Alexa
  • Directory of Taiwan

Europe flat on skepticism over US bank plan

Europe flat on skepticism over US bank plan

European stock markets traded flat Wednesday despite a modest rebound on Wall Street as investors reacted with skepticism to the U.S. government's latest plan to rescue the ailing financial industry with as much as $2 trillion in funding.
By late afternoon in mainland Europe, Britain's FTSE 100 was down 0.03 percent at 4,201.29 and Germany's DAX slipped 0.4 percent to 4,489.24. But France's CAC 40 was 0.01 percent higher at 3,021.18.
U.S. indexes opened higher after falling more than 4 percent on Tuesday on disappointment over lack of detail in the government's financial rescue. In morning trading in New York, the Dow Jones industrial average was up 0.4 percent at 7,920.82, the Standard & Poor's 500 index rose 0.4 percent to 830.77, and the Nasdaq composite index jumped by 0.3 percent to 1,528.99.
Across Europe, bank stocks dragged down market indexes. Early on, Credit Suisse dropped as much as 8.3 percent after Switzerland's second biggest bank reported a fourth-quarter net loss of 6 billion Swiss francs ($5.61 billion), much worse than markets were expecting, as both asset management and investment banking lost money amid the financial turmoil.
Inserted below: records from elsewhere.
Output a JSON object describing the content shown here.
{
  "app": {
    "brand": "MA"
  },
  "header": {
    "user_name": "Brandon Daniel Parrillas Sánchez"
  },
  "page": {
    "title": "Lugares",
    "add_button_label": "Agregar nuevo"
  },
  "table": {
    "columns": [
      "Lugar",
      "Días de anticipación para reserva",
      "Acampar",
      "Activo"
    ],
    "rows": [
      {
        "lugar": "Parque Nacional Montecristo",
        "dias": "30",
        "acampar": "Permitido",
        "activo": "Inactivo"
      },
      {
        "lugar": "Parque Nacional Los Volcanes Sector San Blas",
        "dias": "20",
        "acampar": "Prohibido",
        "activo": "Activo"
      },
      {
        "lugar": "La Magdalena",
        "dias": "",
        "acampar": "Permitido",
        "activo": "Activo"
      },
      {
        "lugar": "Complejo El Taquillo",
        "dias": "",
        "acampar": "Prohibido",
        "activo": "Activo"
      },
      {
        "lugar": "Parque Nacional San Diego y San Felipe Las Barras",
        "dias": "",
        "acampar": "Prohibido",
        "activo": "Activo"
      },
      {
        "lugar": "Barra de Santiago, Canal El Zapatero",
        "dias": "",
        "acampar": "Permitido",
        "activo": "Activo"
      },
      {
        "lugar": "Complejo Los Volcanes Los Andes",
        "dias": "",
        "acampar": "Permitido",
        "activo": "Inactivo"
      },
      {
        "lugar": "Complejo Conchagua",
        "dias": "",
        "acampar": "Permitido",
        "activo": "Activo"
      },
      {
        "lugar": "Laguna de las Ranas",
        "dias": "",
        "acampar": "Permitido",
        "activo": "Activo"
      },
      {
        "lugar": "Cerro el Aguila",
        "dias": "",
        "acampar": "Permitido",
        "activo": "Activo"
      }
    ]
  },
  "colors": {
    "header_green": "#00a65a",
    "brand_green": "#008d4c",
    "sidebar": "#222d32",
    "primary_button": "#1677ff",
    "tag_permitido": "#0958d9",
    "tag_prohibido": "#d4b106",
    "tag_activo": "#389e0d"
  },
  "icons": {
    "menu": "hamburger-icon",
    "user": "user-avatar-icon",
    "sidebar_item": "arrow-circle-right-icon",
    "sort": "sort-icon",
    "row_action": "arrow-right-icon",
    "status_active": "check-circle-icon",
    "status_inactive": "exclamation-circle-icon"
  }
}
But it later recovered its losses to trade 2 percent up.
Nearly ever major market in Asia retreated, further hurt by new figures showing China's exports plunged 17.5 percent in January _ the sharpest drop in more than a decade.
As in the U.S. the day before, investors across Asia and Europe questioned whether the revamped bailout program, unveiled Tuesday by Treasury Secretary Timothy Geithner, would be enough to absorb the bad assets saddling bank balance sheets and free up frozen credit markets for consumers and businesses.
"It's fair to say that the latest version of the bailout plan in the U.S. was greeted with some disappointment, simply because there was a complete lack of detail which was what investors were hoping for," said Richard Hunter, head of UK equities at Hargreaves Lansdown Stockbrokers in London. "Certainly in drawing a line once and for all over toxic assets, the markets will be waiting for further detail from the U.S. authorities."
He added that disappointed investors had been "going back to more risk averse instruments, such as U.S. Treasuries and gold."
A centerpiece of the U.S. plan involves the government teaming with the private sector to buy up to $1 trillion in souring assets from financial firms. A separate lending program would be expanded to as much as $1 trillion from $200 billion for consumers and businesses.
But officials were short on specifics about how exactly the public-private partnership might work, analysts said.
Garry Evans, a chief Asian equity strategist with HSBC in Hong Kong, called the plan "muddled." He said the government was skirting around what many investors have already concluded: that the U.S. may have to nationalize the banks for a period.
"They have still philosophically backed away from the ultimate conclusion, which is the government will have to take over financial institutions," he said. "Philosophically that's quite hard for the U.S. government to admit, but the history of banking crises shows that is what governments usually do."
Not even the colossal amounts of money announced in the U.S. are likely to make up the funding shortfall created by the risky mortgage securities and other distressed assets banks are holding, said Paul Schulte, a chief Asia equity strategist at Nomura International in Hong Kong.
The financial hole could be as big as $4 trillion, but U.S. officials have yet to fully explain the scope of the problem, he said.
"The problem is much larger than people thought and the solutions to this much larger problem are still not coherent," Schulte said. "The plan is absolutely a step in the right direction, but we have like 45 more steps to go."
While recouping some of their losses, most Asian markets closed down. In Hong Kong, the Hang Seng tumbled 341.43 points, or 2.5 percent, to 13,539.21, while South Korea's Kospi lost 8.69, or 0.7 percent, to 1,190.18. Japanese markets were closed for a public holiday.
Elsewhere, benchmarks in Australia and India fell 0.4 percent and 0.5 percent.
In mainland China, Shanghai's main stock measure sank about 0.2 percent in a choppy session after news of last month's fall in exports, the third straight month of declines.
The collapse in global demand for Chinese textiles, toys and other goods are devastating export-dependent coastal areas. The figures add to the threat of more job losses and increase pressure on Beijing to boost slumping economic growth.
On Tuesday, the Dow industrials fell 381.99, or 4.62 percent, to 7,888.88. Broader stock indicators also tumbled, with the Standard & Poor's 500 index down 42.73, or 4.91 percent, to 827.16. It was the biggest drop for the index since the Obama inauguration on Jan. 20.
In oil, light sweet crude for March delivery rose 47 cents to $38.02 a barrel in European trade. The contract fell $2.01 to settle at $37.55 overnight.
__
AP business writer Jeremiah Marquez in Hong Kong contributed to this report.